Entries from a dataset of interfaces
********************

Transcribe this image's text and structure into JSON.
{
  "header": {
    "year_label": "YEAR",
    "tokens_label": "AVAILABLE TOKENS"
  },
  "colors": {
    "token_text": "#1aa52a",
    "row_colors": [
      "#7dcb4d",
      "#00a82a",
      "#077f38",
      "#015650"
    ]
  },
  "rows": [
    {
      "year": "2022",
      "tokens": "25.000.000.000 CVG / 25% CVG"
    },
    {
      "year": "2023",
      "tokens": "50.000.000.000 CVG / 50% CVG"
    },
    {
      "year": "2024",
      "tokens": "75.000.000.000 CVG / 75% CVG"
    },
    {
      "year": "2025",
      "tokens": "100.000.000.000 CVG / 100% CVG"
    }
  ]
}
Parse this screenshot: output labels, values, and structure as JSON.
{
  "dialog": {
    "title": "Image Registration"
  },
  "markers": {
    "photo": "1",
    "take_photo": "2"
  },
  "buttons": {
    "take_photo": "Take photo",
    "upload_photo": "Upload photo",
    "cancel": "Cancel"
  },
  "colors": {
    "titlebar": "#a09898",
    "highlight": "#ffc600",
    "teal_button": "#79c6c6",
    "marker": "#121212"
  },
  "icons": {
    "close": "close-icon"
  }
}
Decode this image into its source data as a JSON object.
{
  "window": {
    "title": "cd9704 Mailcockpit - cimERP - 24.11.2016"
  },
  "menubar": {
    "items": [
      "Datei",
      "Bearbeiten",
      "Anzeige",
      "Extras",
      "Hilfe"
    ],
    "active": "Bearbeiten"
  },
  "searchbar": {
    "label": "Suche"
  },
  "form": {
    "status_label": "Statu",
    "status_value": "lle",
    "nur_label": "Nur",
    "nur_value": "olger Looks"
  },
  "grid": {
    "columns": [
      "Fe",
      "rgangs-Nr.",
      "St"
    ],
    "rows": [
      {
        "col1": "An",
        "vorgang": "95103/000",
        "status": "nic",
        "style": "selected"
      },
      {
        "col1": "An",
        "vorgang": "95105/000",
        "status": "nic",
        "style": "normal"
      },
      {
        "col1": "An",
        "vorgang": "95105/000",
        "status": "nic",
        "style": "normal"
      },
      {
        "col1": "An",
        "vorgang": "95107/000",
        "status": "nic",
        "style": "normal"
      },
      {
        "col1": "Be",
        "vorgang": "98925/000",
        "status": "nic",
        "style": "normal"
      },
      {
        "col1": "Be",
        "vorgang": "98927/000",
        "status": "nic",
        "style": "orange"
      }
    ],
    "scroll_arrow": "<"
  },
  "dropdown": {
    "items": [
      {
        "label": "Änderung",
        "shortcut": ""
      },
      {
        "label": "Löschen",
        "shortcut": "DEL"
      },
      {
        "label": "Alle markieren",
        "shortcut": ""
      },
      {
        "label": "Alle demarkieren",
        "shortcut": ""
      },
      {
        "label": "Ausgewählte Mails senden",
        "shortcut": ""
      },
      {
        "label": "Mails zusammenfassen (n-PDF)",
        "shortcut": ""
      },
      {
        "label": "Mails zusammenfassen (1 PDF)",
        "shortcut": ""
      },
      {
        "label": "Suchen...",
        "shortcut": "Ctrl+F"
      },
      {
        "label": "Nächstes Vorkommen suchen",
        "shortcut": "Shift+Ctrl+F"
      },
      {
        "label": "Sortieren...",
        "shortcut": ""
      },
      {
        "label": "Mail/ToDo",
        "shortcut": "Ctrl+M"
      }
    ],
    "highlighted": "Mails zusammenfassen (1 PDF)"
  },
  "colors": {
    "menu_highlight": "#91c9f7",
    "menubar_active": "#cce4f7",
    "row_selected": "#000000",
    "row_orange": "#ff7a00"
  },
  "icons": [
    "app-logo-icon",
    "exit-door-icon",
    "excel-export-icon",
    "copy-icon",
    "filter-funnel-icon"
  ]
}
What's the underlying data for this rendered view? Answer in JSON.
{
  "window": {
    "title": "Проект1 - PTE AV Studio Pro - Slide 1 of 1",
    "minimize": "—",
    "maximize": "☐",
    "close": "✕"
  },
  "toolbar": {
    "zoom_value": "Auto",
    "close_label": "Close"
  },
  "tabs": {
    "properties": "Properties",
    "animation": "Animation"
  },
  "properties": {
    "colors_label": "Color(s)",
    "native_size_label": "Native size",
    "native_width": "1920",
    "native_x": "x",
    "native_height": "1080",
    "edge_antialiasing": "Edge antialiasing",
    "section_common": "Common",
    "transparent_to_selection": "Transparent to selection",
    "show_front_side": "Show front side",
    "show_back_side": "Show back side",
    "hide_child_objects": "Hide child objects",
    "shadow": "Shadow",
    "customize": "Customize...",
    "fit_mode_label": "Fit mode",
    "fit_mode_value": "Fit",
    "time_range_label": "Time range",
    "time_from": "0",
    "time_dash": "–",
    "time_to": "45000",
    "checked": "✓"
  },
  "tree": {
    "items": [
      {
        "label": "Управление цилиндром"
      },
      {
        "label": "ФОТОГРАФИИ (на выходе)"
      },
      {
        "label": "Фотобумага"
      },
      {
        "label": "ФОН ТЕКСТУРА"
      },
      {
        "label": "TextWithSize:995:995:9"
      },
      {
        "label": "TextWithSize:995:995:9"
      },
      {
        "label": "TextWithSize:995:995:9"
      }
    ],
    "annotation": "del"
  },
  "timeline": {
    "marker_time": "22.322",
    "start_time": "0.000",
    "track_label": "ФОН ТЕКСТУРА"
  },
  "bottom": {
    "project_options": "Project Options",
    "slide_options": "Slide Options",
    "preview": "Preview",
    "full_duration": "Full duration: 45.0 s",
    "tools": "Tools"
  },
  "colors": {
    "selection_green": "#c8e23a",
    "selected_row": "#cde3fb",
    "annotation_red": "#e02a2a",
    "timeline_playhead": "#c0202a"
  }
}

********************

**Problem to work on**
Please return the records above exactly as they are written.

**Answer box**
Transcribe this image's text and structure into JSON.
{
  "header": {
    "year_label": "YEAR",
    "tokens_label": "AVAILABLE TOKENS"
  },
  "colors": {
    "token_text": "#1aa52a",
    "row_colors": [
      "#7dcb4d",
      "#00a82a",
      "#077f38",
      "#015650"
    ]
  },
  "rows": [
    {
      "year": "2022",
      "tokens": "25.000.000.000 CVG / 25% CVG"
    },
    {
      "year": "2023",
      "tokens": "50.000.000.000 CVG / 50% CVG"
    },
    {
      "year": "2024",
      "tokens": "75.000.000.000 CVG / 75% CVG"
    },
    {
      "year": "2025",
      "tokens": "100.000.000.000 CVG / 100% CVG"
    }
  ]
}
Parse this screenshot: output labels, values, and structure as JSON.
{
  "dialog": {
    "title": "Image Registration"
  },
  "markers": {
    "photo": "1",
    "take_photo": "2"
  },
  "buttons": {
    "take_photo": "Take photo",
    "upload_photo": "Upload photo",
    "cancel": "Cancel"
  },
  "colors": {
    "titlebar": "#a09898",
    "highlight": "#ffc600",
    "teal_button": "#79c6c6",
    "marker": "#121212"
  },
  "icons": {
    "close": "close-icon"
  }
}
Decode this image into its source data as a JSON object.
{
  "window": {
    "title": "cd9704 Mailcockpit - cimERP - 24.11.2016"
  },
  "menubar": {
    "items": [
      "Datei",
      "Bearbeiten",
      "Anzeige",
      "Extras",
      "Hilfe"
    ],
    "active": "Bearbeiten"
  },
  "searchbar": {
    "label": "Suche"
  },
  "form": {
    "status_label": "Statu",
    "status_value": "lle",
    "nur_label": "Nur",
    "nur_value": "olger Looks"
  },
  "grid": {
    "columns": [
      "Fe",
      "rgangs-Nr.",
      "St"
    ],
    "rows": [
      {
        "col1": "An",
        "vorgang": "95103/000",
        "status": "nic",
        "style": "selected"
      },
      {
        "col1": "An",
        "vorgang": "95105/000",
        "status": "nic",
        "style": "normal"
      },
      {
        "col1": "An",
        "vorgang": "95105/000",
        "status": "nic",
        "style": "normal"
      },
      {
        "col1": "An",
        "vorgang": "95107/000",
        "status": "nic",
        "style": "normal"
      },
      {
        "col1": "Be",
        "vorgang": "98925/000",
        "status": "nic",
        "style": "normal"
      },
      {
        "col1": "Be",
        "vorgang": "98927/000",
        "status": "nic",
        "style": "orange"
      }
    ],
    "scroll_arrow": "<"
  },
  "dropdown": {
    "items": [
      {
        "label": "Änderung",
        "shortcut": ""
      },
      {
        "label": "Löschen",
        "shortcut": "DEL"
      },
      {
        "label": "Alle markieren",
        "shortcut": ""
      },
      {
        "label": "Alle demarkieren",
        "shortcut": ""
      },
      {
        "label": "Ausgewählte Mails senden",
        "shortcut": ""
      },
      {
        "label": "Mails zusammenfassen (n-PDF)",
        "shortcut": ""
      },
      {
        "label": "Mails zusammenfassen (1 PDF)",
        "shortcut": ""
      },
      {
        "label": "Suchen...",
        "shortcut": "Ctrl+F"
      },
      {
        "label": "Nächstes Vorkommen suchen",
        "shortcut": "Shift+Ctrl+F"
      },
      {
        "label": "Sortieren...",
        "shortcut": ""
      },
      {
        "label": "Mail/ToDo",
        "shortcut": "Ctrl+M"
      }
    ],
    "highlighted": "Mails zusammenfassen (1 PDF)"
  },
  "colors": {
    "menu_highlight": "#91c9f7",
    "menubar_active": "#cce4f7",
    "row_selected": "#000000",
    "row_orange": "#ff7a00"
  },
  "icons": [
    "app-logo-icon",
    "exit-door-icon",
    "excel-export-icon",
    "copy-icon",
    "filter-funnel-icon"
  ]
}
What's the underlying data for this rendered view? Answer in JSON.
{
  "window": {
    "title": "Проект1 - PTE AV Studio Pro - Slide 1 of 1",
    "minimize": "—",
    "maximize": "☐",
    "close": "✕"
  },
  "toolbar": {
    "zoom_value": "Auto",
    "close_label": "Close"
  },
  "tabs": {
    "properties": "Properties",
    "animation": "Animation"
  },
  "properties": {
    "colors_label": "Color(s)",
    "native_size_label": "Native size",
    "native_width": "1920",
    "native_x": "x",
    "native_height": "1080",
    "edge_antialiasing": "Edge antialiasing",
    "section_common": "Common",
    "transparent_to_selection": "Transparent to selection",
    "show_front_side": "Show front side",
    "show_back_side": "Show back side",
    "hide_child_objects": "Hide child objects",
    "shadow": "Shadow",
    "customize": "Customize...",
    "fit_mode_label": "Fit mode",
    "fit_mode_value": "Fit",
    "time_range_label": "Time range",
    "time_from": "0",
    "time_dash": "–",
    "time_to": "45000",
    "checked": "✓"
  },
  "tree": {
    "items": [
      {
        "label": "Управление цилиндром"
      },
      {
        "label": "ФОТОГРАФИИ (на выходе)"
      },
      {
        "label": "Фотобумага"
      },
      {
        "label": "ФОН ТЕКСТУРА"
      },
      {
        "label": "TextWithSize:995:995:9"
      },
      {
        "label": "TextWithSize:995:995:9"
      },
      {
        "label": "TextWithSize:995:995:9"
      }
    ],
    "annotation": "del"
  },
  "timeline": {
    "marker_time": "22.322",
    "start_time": "0.000",
    "track_label": "ФОН ТЕКСТУРА"
  },
  "bottom": {
    "project_options": "Project Options",
    "slide_options": "Slide Options",
    "preview": "Preview",
    "full_duration": "Full duration: 45.0 s",
    "tools": "Tools"
  },
  "colors": {
    "selection_green": "#c8e23a",
    "selected_row": "#cde3fb",
    "annotation_red": "#e02a2a",
    "timeline_playhead": "#c0202a"
  }
}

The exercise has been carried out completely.